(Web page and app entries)
════════════════

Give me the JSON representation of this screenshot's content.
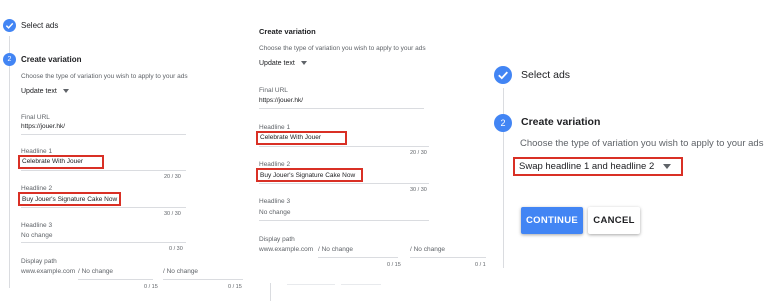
{
  "colors": {
    "accent": "#4285f4",
    "highlight": "#d93025",
    "divider": "#dadce0"
  },
  "panel1": {
    "step1": {
      "label": "Select ads",
      "icon": "check-circle-icon"
    },
    "step2": {
      "number": "2",
      "label": "Create variation"
    },
    "description": "Choose the type of variation you wish to apply to your ads",
    "dropdown": "Update text",
    "final_url_label": "Final URL",
    "final_url_value": "https://jouer.hk/",
    "headline1_label": "Headline 1",
    "headline1_value": "Celebrate With Jouer",
    "headline1_count": "20 / 30",
    "headline2_label": "Headline 2",
    "headline2_value": "Buy Jouer's Signature Cake Now",
    "headline2_count": "30 / 30",
    "headline3_label": "Headline 3",
    "headline3_value": "No change",
    "headline3_count": "0 / 30",
    "display_path_label": "Display path",
    "display_path_domain": "www.example.com",
    "path1_value": "/  No change",
    "path2_value": "/  No change",
    "path1_count": "0 / 15",
    "path2_count": "0 / 15"
  },
  "panel2": {
    "title": "Create variation",
    "description": "Choose the type of variation you wish to apply to your ads",
    "dropdown": "Update text",
    "final_url_label": "Final URL",
    "final_url_value": "https://jouer.hk/",
    "headline1_label": "Headline 1",
    "headline1_value": "Celebrate With Jouer",
    "headline1_count": "20 / 30",
    "headline2_label": "Headline 2",
    "headline2_value": "Buy Jouer's Signature Cake Now",
    "headline2_count": "30 / 30",
    "headline3_label": "Headline 3",
    "headline3_value": "No change",
    "display_path_label": "Display path",
    "display_path_domain": "www.example.com",
    "path1_value": "/  No change",
    "path2_value": "/  No change",
    "path1_count": "0 / 15",
    "path2_count": "0 / 1"
  },
  "panel3": {
    "step1": {
      "label": "Select ads",
      "icon": "check-circle-icon"
    },
    "step2": {
      "number": "2",
      "label": "Create variation"
    },
    "description": "Choose the type of variation you wish to apply to your ads",
    "dropdown": "Swap headline 1 and headline 2",
    "continue_label": "CONTINUE",
    "cancel_label": "CANCEL"
  }
}
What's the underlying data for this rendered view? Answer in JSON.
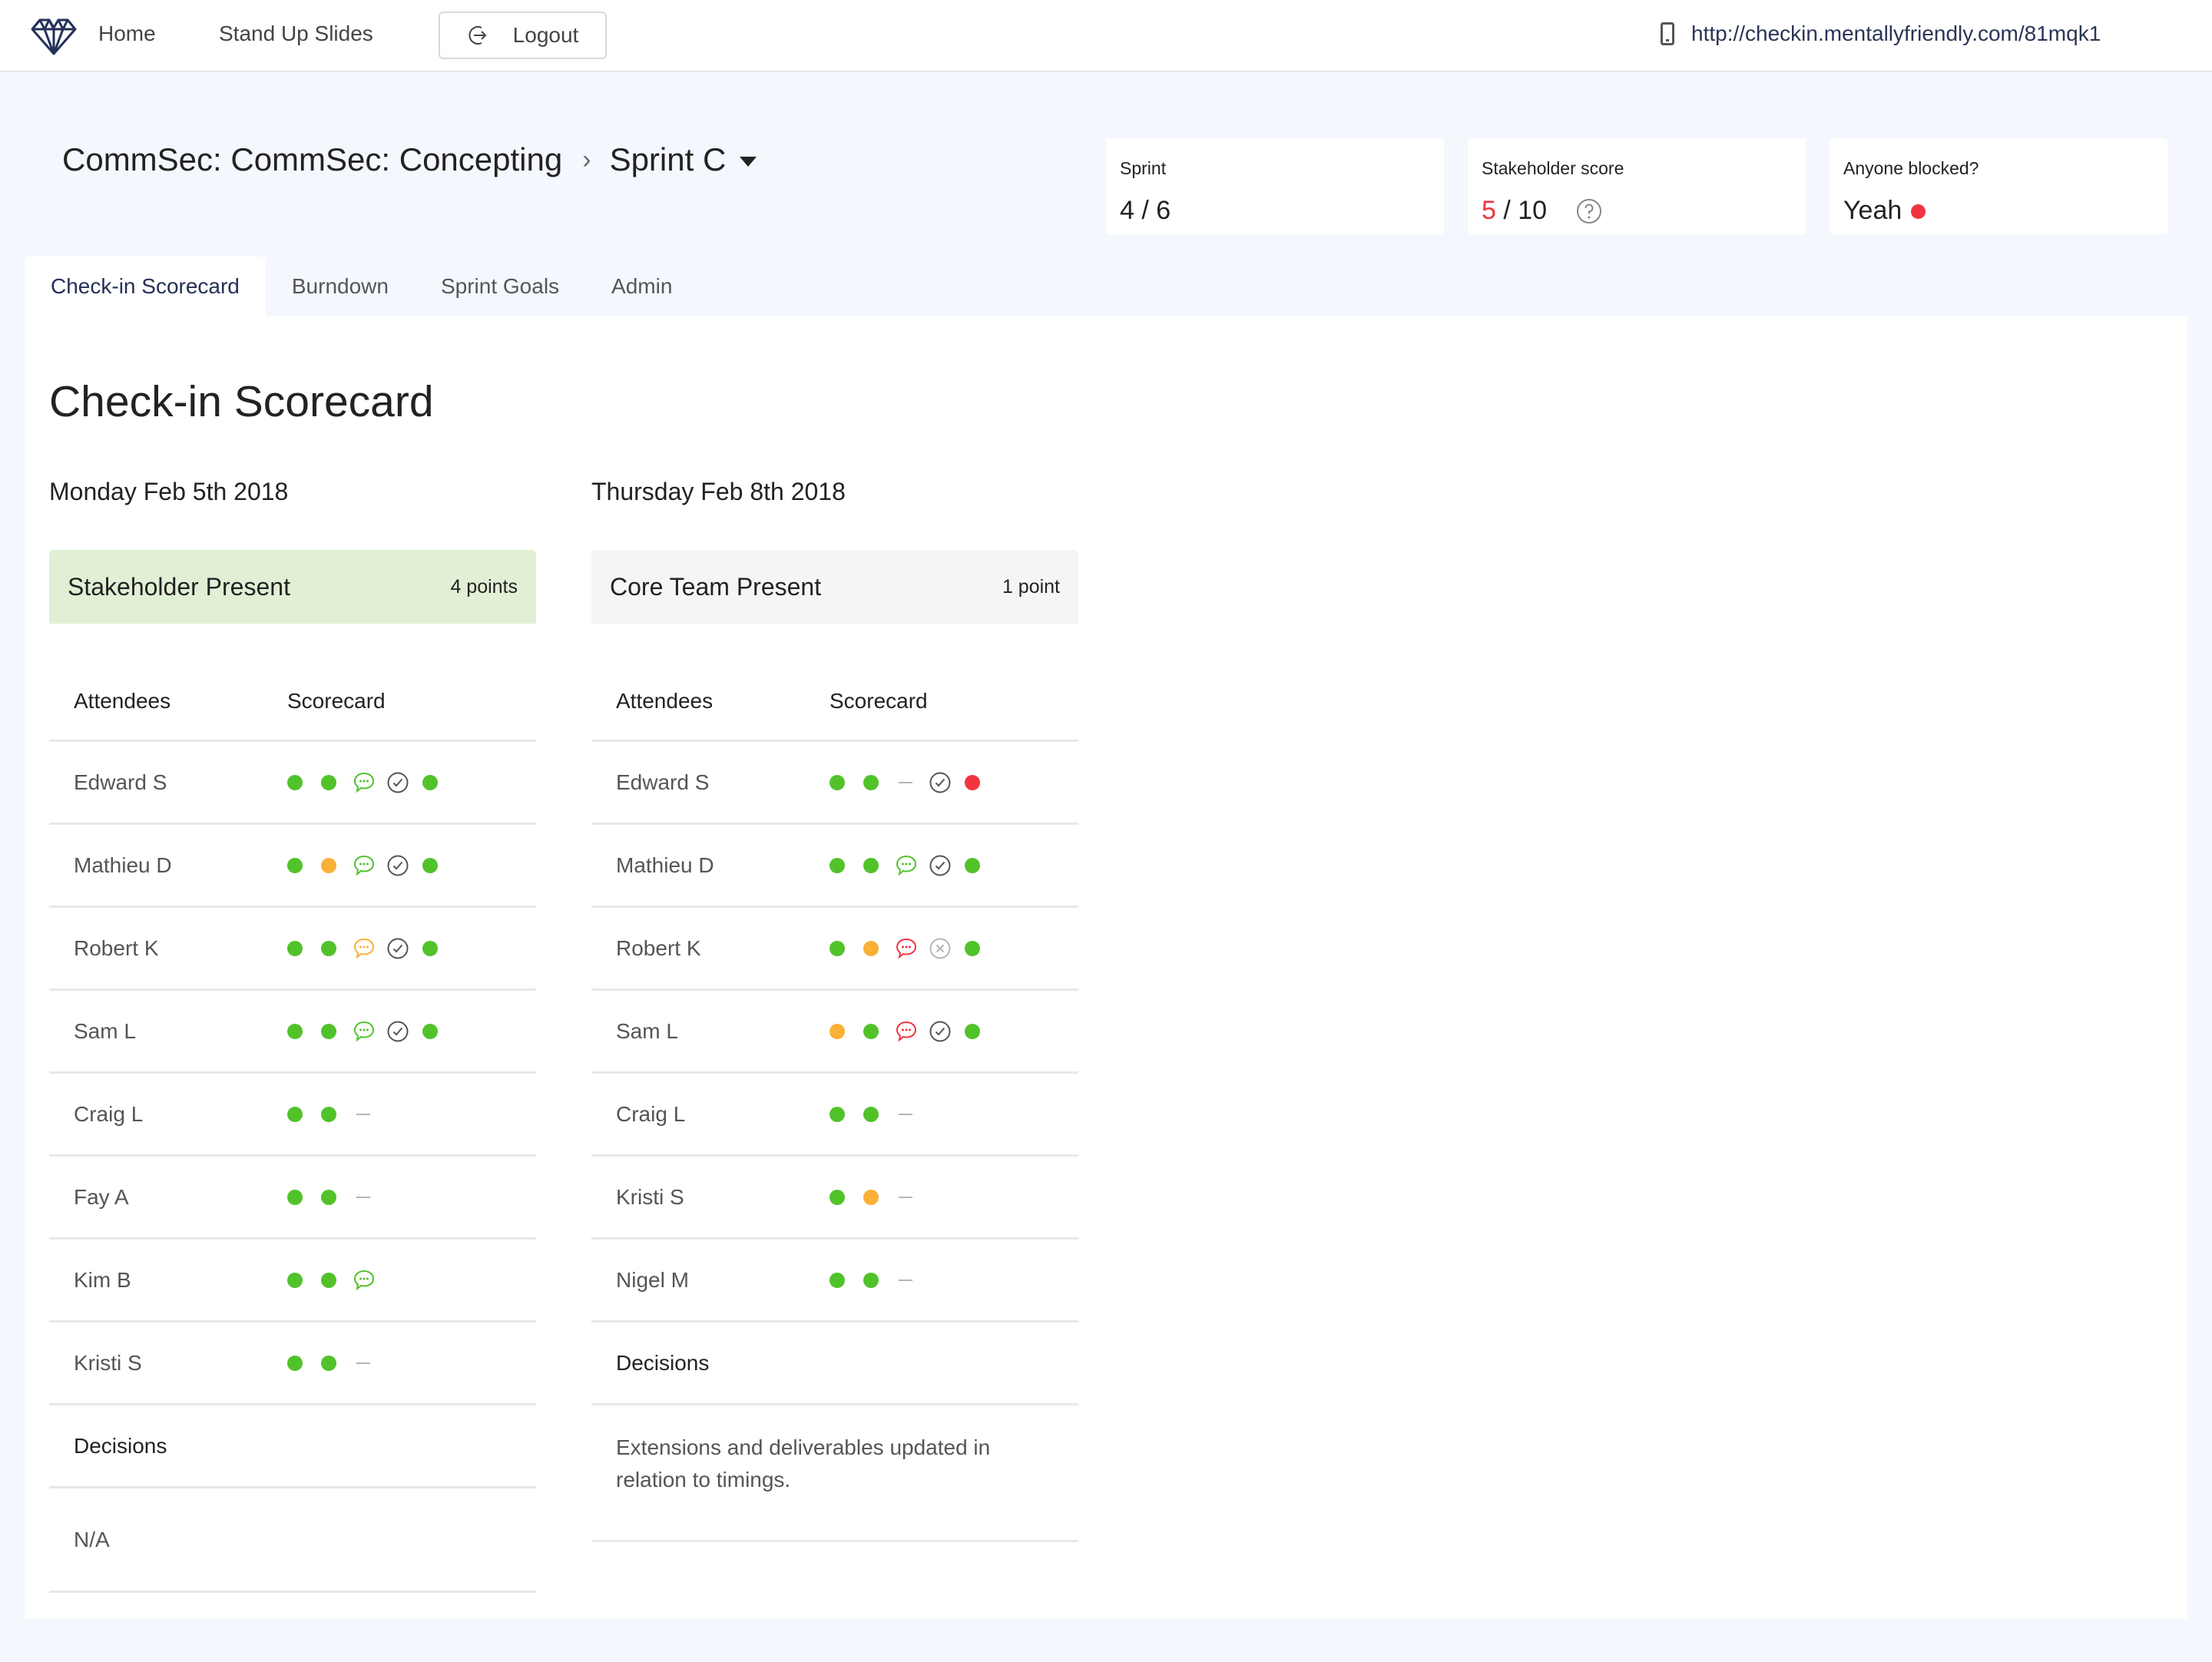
{
  "nav": {
    "logo": "diamond-heart-logo",
    "home": "Home",
    "stand_up_slides": "Stand Up Slides",
    "logout": "Logout",
    "checkin_url": "http://checkin.mentallyfriendly.com/81mqk1"
  },
  "breadcrumb": {
    "project": "CommSec: CommSec: Concepting",
    "separator": ">",
    "sprint": "Sprint C"
  },
  "stats": {
    "sprint": {
      "label": "Sprint",
      "current": "4",
      "sep": " / ",
      "total": "6"
    },
    "stakeholder_score": {
      "label": "Stakeholder score",
      "score": "5",
      "sep": " / ",
      "total": "10"
    },
    "blocked": {
      "label": "Anyone blocked?",
      "value": "Yeah",
      "status_color": "#f1343f"
    }
  },
  "tabs": [
    {
      "label": "Check-in Scorecard",
      "active": true
    },
    {
      "label": "Burndown",
      "active": false
    },
    {
      "label": "Sprint Goals",
      "active": false
    },
    {
      "label": "Admin",
      "active": false
    }
  ],
  "page_title": "Check-in Scorecard",
  "colors": {
    "green": "#52c22b",
    "orange": "#f9b037",
    "red": "#f1343f",
    "dark": "#555555",
    "muted": "#b5b5b5",
    "present_green_bg": "#e1f0d4",
    "present_grey_bg": "#f5f5f5"
  },
  "checkins": [
    {
      "date": "Monday Feb 5th 2018",
      "present_title": "Stakeholder Present",
      "present_points": "4 points",
      "present_style": "green",
      "headers": {
        "attendees": "Attendees",
        "scorecard": "Scorecard"
      },
      "attendees": [
        {
          "name": "Edward S",
          "marks": [
            "dot-green",
            "dot-green",
            "chat-green",
            "check",
            "dot-green"
          ]
        },
        {
          "name": "Mathieu D",
          "marks": [
            "dot-green",
            "dot-orange",
            "chat-green",
            "check",
            "dot-green"
          ]
        },
        {
          "name": "Robert K",
          "marks": [
            "dot-green",
            "dot-green",
            "chat-orange",
            "check",
            "dot-green"
          ]
        },
        {
          "name": "Sam L",
          "marks": [
            "dot-green",
            "dot-green",
            "chat-green",
            "check",
            "dot-green"
          ]
        },
        {
          "name": "Craig L",
          "marks": [
            "dot-green",
            "dot-green",
            "dash"
          ]
        },
        {
          "name": "Fay A",
          "marks": [
            "dot-green",
            "dot-green",
            "dash"
          ]
        },
        {
          "name": "Kim B",
          "marks": [
            "dot-green",
            "dot-green",
            "chat-green"
          ]
        },
        {
          "name": "Kristi S",
          "marks": [
            "dot-green",
            "dot-green",
            "dash"
          ]
        }
      ],
      "decisions_label": "Decisions",
      "decisions": "N/A"
    },
    {
      "date": "Thursday Feb 8th 2018",
      "present_title": "Core Team Present",
      "present_points": "1 point",
      "present_style": "grey",
      "headers": {
        "attendees": "Attendees",
        "scorecard": "Scorecard"
      },
      "attendees": [
        {
          "name": "Edward S",
          "marks": [
            "dot-green",
            "dot-green",
            "dash",
            "check",
            "dot-red"
          ]
        },
        {
          "name": "Mathieu D",
          "marks": [
            "dot-green",
            "dot-green",
            "chat-green",
            "check",
            "dot-green"
          ]
        },
        {
          "name": "Robert K",
          "marks": [
            "dot-green",
            "dot-orange",
            "chat-red",
            "cross",
            "dot-green"
          ]
        },
        {
          "name": "Sam L",
          "marks": [
            "dot-orange",
            "dot-green",
            "chat-red",
            "check",
            "dot-green"
          ]
        },
        {
          "name": "Craig L",
          "marks": [
            "dot-green",
            "dot-green",
            "dash"
          ]
        },
        {
          "name": "Kristi S",
          "marks": [
            "dot-green",
            "dot-orange",
            "dash"
          ]
        },
        {
          "name": "Nigel M",
          "marks": [
            "dot-green",
            "dot-green",
            "dash"
          ]
        }
      ],
      "decisions_label": "Decisions",
      "decisions": "Extensions and deliverables updated in relation to timings."
    }
  ]
}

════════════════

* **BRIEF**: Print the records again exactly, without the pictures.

* **EXERCISE ANSWER**:
Give me the JSON representation of this screenshot's content.
{
  "colors": {
    "accent": "#4285f4",
    "highlight": "#d93025",
    "divider": "#dadce0"
  },
  "panel1": {
    "step1": {
      "label": "Select ads",
      "icon": "check-circle-icon"
    },
    "step2": {
      "number": "2",
      "label": "Create variation"
    },
    "description": "Choose the type of variation you wish to apply to your ads",
    "dropdown": "Update text",
    "final_url_label": "Final URL",
    "final_url_value": "https://jouer.hk/",
    "headline1_label": "Headline 1",
    "headline1_value": "Celebrate With Jouer",
    "headline1_count": "20 / 30",
    "headline2_label": "Headline 2",
    "headline2_value": "Buy Jouer's Signature Cake Now",
    "headline2_count": "30 / 30",
    "headline3_label": "Headline 3",
    "headline3_value": "No change",
    "headline3_count": "0 / 30",
    "display_path_label": "Display path",
    "display_path_domain": "www.example.com",
    "path1_value": "/  No change",
    "path2_value": "/  No change",
    "path1_count": "0 / 15",
    "path2_count": "0 / 15"
  },
  "panel2": {
    "title": "Create variation",
    "description": "Choose the type of variation you wish to apply to your ads",
    "dropdown": "Update text",
    "final_url_label": "Final URL",
    "final_url_value": "https://jouer.hk/",
    "headline1_label": "Headline 1",
    "headline1_value": "Celebrate With Jouer",
    "headline1_count": "20 / 30",
    "headline2_label": "Headline 2",
    "headline2_value": "Buy Jouer's Signature Cake Now",
    "headline2_count": "30 / 30",
    "headline3_label": "Headline 3",
    "headline3_value": "No change",
    "display_path_label": "Display path",
    "display_path_domain": "www.example.com",
    "path1_value": "/  No change",
    "path2_value": "/  No change",
    "path1_count": "0 / 15",
    "path2_count": "0 / 1"
  },
  "panel3": {
    "step1": {
      "label": "Select ads",
      "icon": "check-circle-icon"
    },
    "step2": {
      "number": "2",
      "label": "Create variation"
    },
    "description": "Choose the type of variation you wish to apply to your ads",
    "dropdown": "Swap headline 1 and headline 2",
    "continue_label": "CONTINUE",
    "cancel_label": "CANCEL"
  }
}
What's the underlying data for this rendered view? Answer in JSON.
{
  "nav": {
    "logo": "diamond-heart-logo",
    "home": "Home",
    "stand_up_slides": "Stand Up Slides",
    "logout": "Logout",
    "checkin_url": "http://checkin.mentallyfriendly.com/81mqk1"
  },
  "breadcrumb": {
    "project": "CommSec: CommSec: Concepting",
    "separator": ">",
    "sprint": "Sprint C"
  },
  "stats": {
    "sprint": {
      "label": "Sprint",
      "current": "4",
      "sep": " / ",
      "total": "6"
    },
    "stakeholder_score": {
      "label": "Stakeholder score",
      "score": "5",
      "sep": " / ",
      "total": "10"
    },
    "blocked": {
      "label": "Anyone blocked?",
      "value": "Yeah",
      "status_color": "#f1343f"
    }
  },
  "tabs": [
    {
      "label": "Check-in Scorecard",
      "active": true
    },
    {
      "label": "Burndown",
      "active": false
    },
    {
      "label": "Sprint Goals",
      "active": false
    },
    {
      "label": "Admin",
      "active": false
    }
  ],
  "page_title": "Check-in Scorecard",
  "colors": {
    "green": "#52c22b",
    "orange": "#f9b037",
    "red": "#f1343f",
    "dark": "#555555",
    "muted": "#b5b5b5",
    "present_green_bg": "#e1f0d4",
    "present_grey_bg": "#f5f5f5"
  },
  "checkins": [
    {
      "date": "Monday Feb 5th 2018",
      "present_title": "Stakeholder Present",
      "present_points": "4 points",
      "present_style": "green",
      "headers": {
        "attendees": "Attendees",
        "scorecard": "Scorecard"
      },
      "attendees": [
        {
          "name": "Edward S",
          "marks": [
            "dot-green",
            "dot-green",
            "chat-green",
            "check",
            "dot-green"
          ]
        },
        {
          "name": "Mathieu D",
          "marks": [
            "dot-green",
            "dot-orange",
            "chat-green",
            "check",
            "dot-green"
          ]
        },
        {
          "name": "Robert K",
          "marks": [
            "dot-green",
            "dot-green",
            "chat-orange",
            "check",
            "dot-green"
          ]
        },
        {
          "name": "Sam L",
          "marks": [
            "dot-green",
            "dot-green",
            "chat-green",
            "check",
            "dot-green"
          ]
        },
        {
          "name": "Craig L",
          "marks": [
            "dot-green",
            "dot-green",
            "dash"
          ]
        },
        {
          "name": "Fay A",
          "marks": [
            "dot-green",
            "dot-green",
            "dash"
          ]
        },
        {
          "name": "Kim B",
          "marks": [
            "dot-green",
            "dot-green",
            "chat-green"
          ]
        },
        {
          "name": "Kristi S",
          "marks": [
            "dot-green",
            "dot-green",
            "dash"
          ]
        }
      ],
      "decisions_label": "Decisions",
      "decisions": "N/A"
    },
    {
      "date": "Thursday Feb 8th 2018",
      "present_title": "Core Team Present",
      "present_points": "1 point",
      "present_style": "grey",
      "headers": {
        "attendees": "Attendees",
        "scorecard": "Scorecard"
      },
      "attendees": [
        {
          "name": "Edward S",
          "marks": [
            "dot-green",
            "dot-green",
            "dash",
            "check",
            "dot-red"
          ]
        },
        {
          "name": "Mathieu D",
          "marks": [
            "dot-green",
            "dot-green",
            "chat-green",
            "check",
            "dot-green"
          ]
        },
        {
          "name": "Robert K",
          "marks": [
            "dot-green",
            "dot-orange",
            "chat-red",
            "cross",
            "dot-green"
          ]
        },
        {
          "name": "Sam L",
          "marks": [
            "dot-orange",
            "dot-green",
            "chat-red",
            "check",
            "dot-green"
          ]
        },
        {
          "name": "Craig L",
          "marks": [
            "dot-green",
            "dot-green",
            "dash"
          ]
        },
        {
          "name": "Kristi S",
          "marks": [
            "dot-green",
            "dot-orange",
            "dash"
          ]
        },
        {
          "name": "Nigel M",
          "marks": [
            "dot-green",
            "dot-green",
            "dash"
          ]
        }
      ],
      "decisions_label": "Decisions",
      "decisions": "Extensions and deliverables updated in relation to timings."
    }
  ]
}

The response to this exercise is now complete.